START Extracted records

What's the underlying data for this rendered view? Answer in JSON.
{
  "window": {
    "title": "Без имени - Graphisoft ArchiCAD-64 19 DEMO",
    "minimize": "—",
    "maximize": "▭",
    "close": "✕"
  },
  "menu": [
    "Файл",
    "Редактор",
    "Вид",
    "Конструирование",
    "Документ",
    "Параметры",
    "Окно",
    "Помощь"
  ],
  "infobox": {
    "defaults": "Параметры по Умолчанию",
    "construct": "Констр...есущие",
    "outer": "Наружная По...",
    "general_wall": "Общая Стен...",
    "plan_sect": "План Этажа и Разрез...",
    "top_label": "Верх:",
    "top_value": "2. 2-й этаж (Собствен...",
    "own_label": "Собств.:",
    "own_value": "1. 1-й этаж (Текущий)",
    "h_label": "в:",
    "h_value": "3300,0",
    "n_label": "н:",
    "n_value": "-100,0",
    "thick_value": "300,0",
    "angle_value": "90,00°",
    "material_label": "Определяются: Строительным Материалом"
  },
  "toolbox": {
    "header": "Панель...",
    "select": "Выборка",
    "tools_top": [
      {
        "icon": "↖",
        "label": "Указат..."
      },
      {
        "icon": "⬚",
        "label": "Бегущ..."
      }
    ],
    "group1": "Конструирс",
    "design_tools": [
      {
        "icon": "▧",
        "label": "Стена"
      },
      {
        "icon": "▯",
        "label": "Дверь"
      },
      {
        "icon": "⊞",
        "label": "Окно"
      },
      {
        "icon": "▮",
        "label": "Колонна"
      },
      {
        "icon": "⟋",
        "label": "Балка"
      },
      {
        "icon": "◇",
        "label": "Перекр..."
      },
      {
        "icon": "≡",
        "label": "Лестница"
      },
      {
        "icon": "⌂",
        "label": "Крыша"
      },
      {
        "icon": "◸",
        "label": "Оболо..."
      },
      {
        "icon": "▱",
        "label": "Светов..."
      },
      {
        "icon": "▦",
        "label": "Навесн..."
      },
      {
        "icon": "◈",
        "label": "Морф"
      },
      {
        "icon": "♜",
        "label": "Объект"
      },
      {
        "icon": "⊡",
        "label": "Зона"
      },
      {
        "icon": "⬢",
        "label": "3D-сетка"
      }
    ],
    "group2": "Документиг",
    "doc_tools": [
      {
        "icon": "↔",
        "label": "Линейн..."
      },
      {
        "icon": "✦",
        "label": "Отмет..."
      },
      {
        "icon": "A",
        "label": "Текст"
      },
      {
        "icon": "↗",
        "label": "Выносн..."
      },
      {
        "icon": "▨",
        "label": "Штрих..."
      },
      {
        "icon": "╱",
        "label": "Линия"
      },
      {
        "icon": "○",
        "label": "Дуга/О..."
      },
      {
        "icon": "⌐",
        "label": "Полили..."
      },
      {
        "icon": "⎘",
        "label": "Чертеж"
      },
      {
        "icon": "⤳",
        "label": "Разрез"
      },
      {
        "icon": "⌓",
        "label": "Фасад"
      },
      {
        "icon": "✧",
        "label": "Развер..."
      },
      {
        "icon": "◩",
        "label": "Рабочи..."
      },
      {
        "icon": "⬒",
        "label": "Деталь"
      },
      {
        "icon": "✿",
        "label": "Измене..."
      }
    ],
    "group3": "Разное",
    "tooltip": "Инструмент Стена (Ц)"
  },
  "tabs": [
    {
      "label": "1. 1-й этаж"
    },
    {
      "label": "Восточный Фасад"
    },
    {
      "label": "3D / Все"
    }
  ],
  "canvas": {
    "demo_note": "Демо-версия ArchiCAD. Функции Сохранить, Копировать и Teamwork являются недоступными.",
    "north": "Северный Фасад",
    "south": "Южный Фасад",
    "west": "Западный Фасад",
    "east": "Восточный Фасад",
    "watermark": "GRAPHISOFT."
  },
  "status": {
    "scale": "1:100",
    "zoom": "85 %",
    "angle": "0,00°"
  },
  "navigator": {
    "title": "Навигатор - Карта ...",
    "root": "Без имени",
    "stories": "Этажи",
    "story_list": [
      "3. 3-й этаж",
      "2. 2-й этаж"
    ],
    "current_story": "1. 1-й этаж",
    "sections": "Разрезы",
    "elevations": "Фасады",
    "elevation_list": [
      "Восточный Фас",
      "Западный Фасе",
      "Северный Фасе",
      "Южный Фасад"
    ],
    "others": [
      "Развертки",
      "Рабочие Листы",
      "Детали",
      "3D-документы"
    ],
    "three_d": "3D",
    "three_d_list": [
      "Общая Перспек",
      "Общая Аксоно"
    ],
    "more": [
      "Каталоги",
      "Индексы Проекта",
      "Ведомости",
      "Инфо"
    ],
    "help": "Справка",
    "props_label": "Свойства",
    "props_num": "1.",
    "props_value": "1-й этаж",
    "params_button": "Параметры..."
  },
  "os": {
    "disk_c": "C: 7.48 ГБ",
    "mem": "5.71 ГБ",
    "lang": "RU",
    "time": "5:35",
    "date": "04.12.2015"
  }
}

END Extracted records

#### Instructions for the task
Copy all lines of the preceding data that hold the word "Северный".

#### Response area
    "north": "Северный Фасад",
      "Северный Фасе",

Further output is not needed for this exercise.